Bob Willis was one of England's greatest ever, says Charles Colvile
Charles Colvile looks back on Bob Willis' life both on and off the cricket field
By Charles Colvile
Last Updated: 06/12/19 2:43pm
Bob Willis was quite simply one of England's greatest ever fast bowlers.
In a career that spanned 14 years at the highest level - from 1971 to 1984 - Willis played 90 Tests and 64 ODIs - taking 325 Test wickets.
He was genuinely quick and his performance in the Leeds Test of 1981, when he recorded his career-best figures of 8-43 to bowl Australia out and give England one of the most dramatic wins of all time, is still - and always will be - the stuff of legends.
Born in Sunderland, he grew up in Surrey and always said he became a fast bowler to get revenge on his schoolmates who made his life a misery when he was forced to play rugby in the winter.
Despite an action like no other - he was horrified when he first saw himself on TV - Bob was called up by England as a replacement on the 1970/71 Ashes.
He had only played 20 first-class games, but, with his shock of curly hair, Bob's raw pace was just what Ray Illingworth was looking for and he made his debut in Sydney in the New Year's Test of 1971. He picked up his first wicket in Australia's second innings as England won the game and eventually the Ashes.
Despite having a Test cap to his name, on his return home Willis found it difficult to command a regular place in the Surrey side that went on to win the Championship that year. He moved to Warwickshire and spent the rest of his playing days based in Birmingham.

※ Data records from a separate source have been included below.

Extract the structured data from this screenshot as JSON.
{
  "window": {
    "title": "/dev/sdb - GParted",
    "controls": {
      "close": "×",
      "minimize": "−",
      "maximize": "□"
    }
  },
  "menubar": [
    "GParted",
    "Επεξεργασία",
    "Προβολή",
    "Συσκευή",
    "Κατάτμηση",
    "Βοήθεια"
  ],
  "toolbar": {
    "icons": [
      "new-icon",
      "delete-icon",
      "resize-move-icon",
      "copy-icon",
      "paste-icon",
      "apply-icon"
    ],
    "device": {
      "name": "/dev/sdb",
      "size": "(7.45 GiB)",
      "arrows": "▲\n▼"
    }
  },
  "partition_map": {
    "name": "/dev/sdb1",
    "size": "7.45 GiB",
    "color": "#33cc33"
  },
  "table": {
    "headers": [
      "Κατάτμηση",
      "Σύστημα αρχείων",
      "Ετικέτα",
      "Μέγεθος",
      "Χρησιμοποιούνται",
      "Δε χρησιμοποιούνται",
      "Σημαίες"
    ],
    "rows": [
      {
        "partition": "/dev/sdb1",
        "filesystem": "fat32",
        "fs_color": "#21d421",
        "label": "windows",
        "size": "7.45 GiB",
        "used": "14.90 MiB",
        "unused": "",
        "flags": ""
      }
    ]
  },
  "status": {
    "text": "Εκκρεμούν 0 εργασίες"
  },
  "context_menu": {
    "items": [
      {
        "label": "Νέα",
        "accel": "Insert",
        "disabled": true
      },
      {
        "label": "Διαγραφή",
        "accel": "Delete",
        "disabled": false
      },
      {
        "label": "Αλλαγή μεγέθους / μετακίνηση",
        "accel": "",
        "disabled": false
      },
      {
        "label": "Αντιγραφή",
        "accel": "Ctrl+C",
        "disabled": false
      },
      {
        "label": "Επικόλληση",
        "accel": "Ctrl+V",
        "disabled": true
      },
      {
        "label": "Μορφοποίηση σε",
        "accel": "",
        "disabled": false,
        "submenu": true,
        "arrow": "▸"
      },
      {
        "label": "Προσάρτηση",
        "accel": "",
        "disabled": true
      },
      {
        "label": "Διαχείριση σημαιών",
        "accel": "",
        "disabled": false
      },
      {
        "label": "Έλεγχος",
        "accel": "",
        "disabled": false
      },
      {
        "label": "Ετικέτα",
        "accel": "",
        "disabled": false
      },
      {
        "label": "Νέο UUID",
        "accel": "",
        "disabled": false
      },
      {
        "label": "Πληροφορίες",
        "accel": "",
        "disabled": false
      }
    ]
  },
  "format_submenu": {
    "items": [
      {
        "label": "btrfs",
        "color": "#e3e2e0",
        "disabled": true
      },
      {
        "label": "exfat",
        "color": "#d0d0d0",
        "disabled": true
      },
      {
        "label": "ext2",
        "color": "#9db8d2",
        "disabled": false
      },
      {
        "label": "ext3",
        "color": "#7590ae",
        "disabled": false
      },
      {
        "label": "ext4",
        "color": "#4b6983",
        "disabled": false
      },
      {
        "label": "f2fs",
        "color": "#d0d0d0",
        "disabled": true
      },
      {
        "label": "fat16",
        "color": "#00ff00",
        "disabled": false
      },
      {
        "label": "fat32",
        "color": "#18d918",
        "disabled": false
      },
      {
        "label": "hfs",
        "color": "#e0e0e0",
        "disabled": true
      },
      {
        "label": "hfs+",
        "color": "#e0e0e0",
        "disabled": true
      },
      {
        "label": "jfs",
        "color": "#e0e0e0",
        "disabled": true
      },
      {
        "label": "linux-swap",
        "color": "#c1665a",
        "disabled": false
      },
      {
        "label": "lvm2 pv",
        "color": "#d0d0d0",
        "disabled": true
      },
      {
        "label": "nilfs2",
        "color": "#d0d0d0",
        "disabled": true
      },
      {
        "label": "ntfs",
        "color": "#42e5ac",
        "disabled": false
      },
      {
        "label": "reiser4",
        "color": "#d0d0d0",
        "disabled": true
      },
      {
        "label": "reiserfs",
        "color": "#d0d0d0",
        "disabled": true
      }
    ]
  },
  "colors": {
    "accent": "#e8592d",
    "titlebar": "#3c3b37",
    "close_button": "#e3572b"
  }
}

It is hardly surprising, given the stresses and strains that his unique action put on his body, that in those early years, Bob suffered terribly from injury, with his knees, in particular, subject to numerous operations. He also found the long, lonely business of rehabilitation tough and would later admit to suffering from depression.
During the centenary Test of 1977, after a heart-to-heart with Tony Greig, Bob was introduced to an Australian hypnotherapist called Arthur Jackson who revolutionised his life.
Armed with hypnotherapy tapes that he would listen to as he fell asleep, Bob also became a passionate believer in slow distance running to build up his fitness and stamina and was often seen pounding out the laps of the Edgbaston outfield.
As it happened, 1977 was a key year in the Willis story. That summer saw the debut of a young, fast-bowling all-rounder by the name of Ian Botham, and over the next seven years they would play 60 Test matches together and take 476 Test wickets between them, proving to be one of English cricket's most lethal opening partnerships with the new ball.
Seventy-seven was also the summer of Kerry Packer but, despite being asked to join World Series Cricket, Bob insisted on staying loyal to England - later saying that it was the buzz of playing Test cricket for his country that motivated him to play the game. He would later also turn down the offer of a huge cheque to go on the first rebel tour to South Africa.
No look back on the career of Bob Willis would be complete without a mention of another aspect of his game - his batting. It was as idiosyncratic in its style as his bowling and when he forgot to take his bat out with him during a Test at Edgbaston, another aspect of the legend of Bob Willis was established.
It is, though, for his spell of 8-43 at Leeds on the afternoon July 21, 1981 that Bob will always be remembered.
Defending 129 thanks to Botham's extraordinary second-innings hundred, everything turned on Bob - who was being plagued by no-balls - persuading Mike Brearley to allow him to bowl down the hill from the Kirkstall Lane End.
Something suddenly clicked and in 15 overs and one ball he blew the Australians away for 111 to deliver English cricket one of its greatest victories.
With the rebel tour to South Africa the following year taking a dozen of England's top players out of international cricket, Bob, much to his surprise, found himself appointed as England captain. He didn't much enjoy the job, but England's three-run win in Melbourne in 1982 courtesy of Geoff Miller's rebound catch delivered another career highlight.
Illness eventually forced his retirement from cricket in 1984 but that was not the end of Bob and cricket.
He quickly developed a reputation as a no-nonsense commentator and pundit and his acerbic, withering assessments of England's all-too-often failures saw him achieve cult status among an army of fans who never actually saw him bowl.
But, while he was seen by some as being grumpy, miserable and hyper-critical, he was in fact never happier than when he had to eat his words and praise England to the rafters.
With his death, Bob Dylan has lost one of his most devoted fans, wine growers everywhere a serious connoisseur of their art and English cricket one of their greatest ever players.